On the Chuo line to Shinjuku:
Yoyogi Park on a Sunday morning:
In the woods in Yoyogi Park:
Yebisu Garden Place, Ebisu:
Running through the quiet streets of Tokyo’s western suburbs:
People taking it easy under a tree in Showa Kinen Park, Tachikawa:
And people taking it not so easy:
This coming Sunday is shunbun no hi, or Vernal Equinox Day. Traditionally, on this day Japanese people would visit their ancestral graves and hold family reunions. These days, however, they are more likely to visit Starbucks and hold rat-like Chihuahuas.
Shunbun no hi also marks the beginning of spring. It won’t be long before coats are consigned to the wardrobe and t-shirts once again become acceptable outdoor attire. Fantastic.
For all you avid cherry-blossom watchers out there, sakura trees in Tokyo are expected to flower from the 24th March, and should be in full bloom on around the 1st April. Probably the best place for hanami (lit. “flower watching”) in Tokyo is Shinjuku Gyoen, which is pictured above in its late summer guise. It’s a tranquil green oasis in an otherwise concrete-filled desert.
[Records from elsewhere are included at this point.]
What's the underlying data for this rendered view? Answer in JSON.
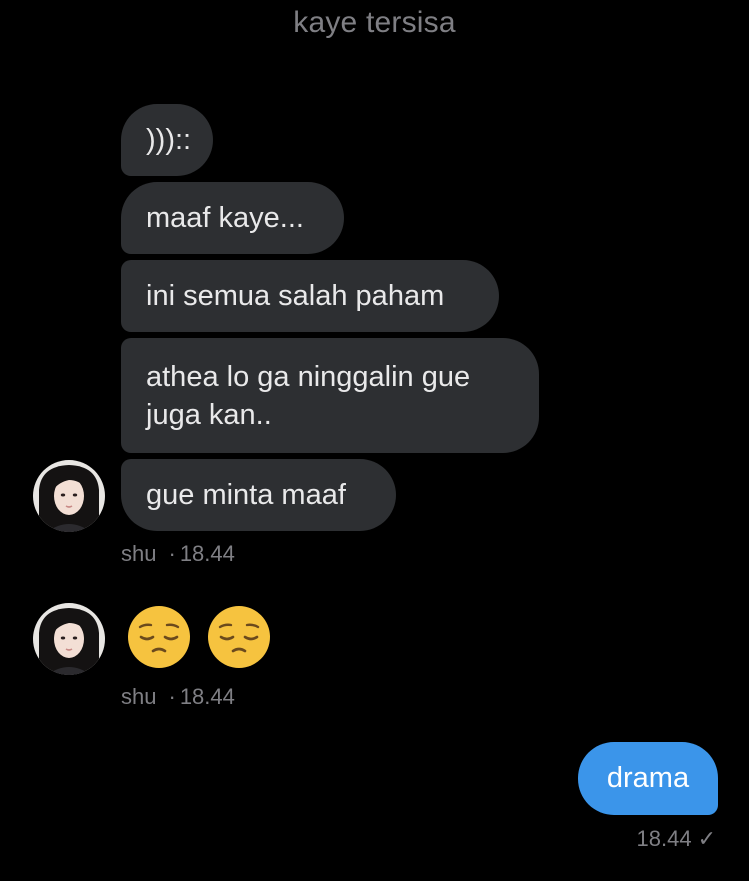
{
  "header": {
    "title": "kaye tersisa"
  },
  "incoming_group_1": {
    "messages": [
      ")))::",
      "maaf kaye...",
      "ini semua salah paham",
      "athea lo ga ninggalin gue juga kan..",
      "gue minta maaf"
    ],
    "sender": "shu",
    "separator": "·",
    "time": "18.44"
  },
  "incoming_group_2": {
    "emojis": [
      "😔",
      "😔"
    ],
    "sender": "shu",
    "separator": "·",
    "time": "18.44"
  },
  "outgoing": {
    "message": "drama",
    "time": "18.44",
    "status_icon": "single-check-icon"
  },
  "colors": {
    "background": "#000000",
    "incoming_bubble": "#2d2f32",
    "outgoing_bubble": "#3b95ea",
    "meta_text": "#7f7f84"
  }
}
Yoyogi and Ueno parks are also good bets, but whatever you do, don’t bother with Inokashira Park in Kichijoji – it’s absolutely rubbish, you’d hate it.
To celebrate the 50th anniversary of Meiji Jingu‘s reconstruction the monks with the funk decided to go mental with an enormous lantern display near Harajuku station:
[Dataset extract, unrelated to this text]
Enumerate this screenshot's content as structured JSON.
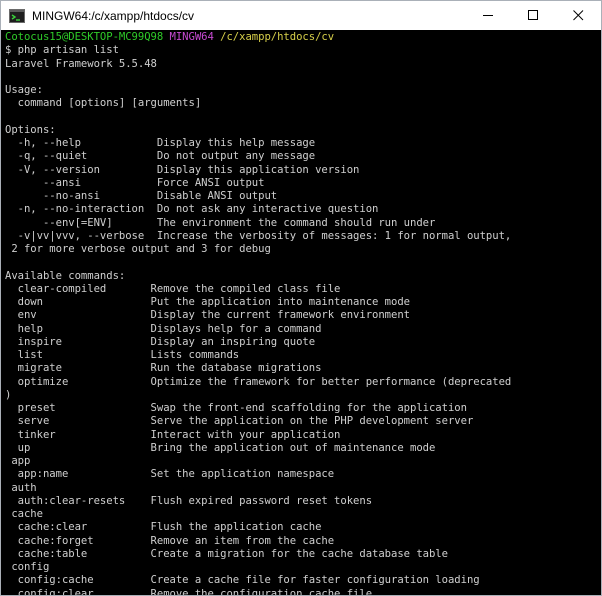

Everyone was desperately trying to take some decent photos:
The flower arranging displays on offer inside the shrine itself were rather lame by comparison: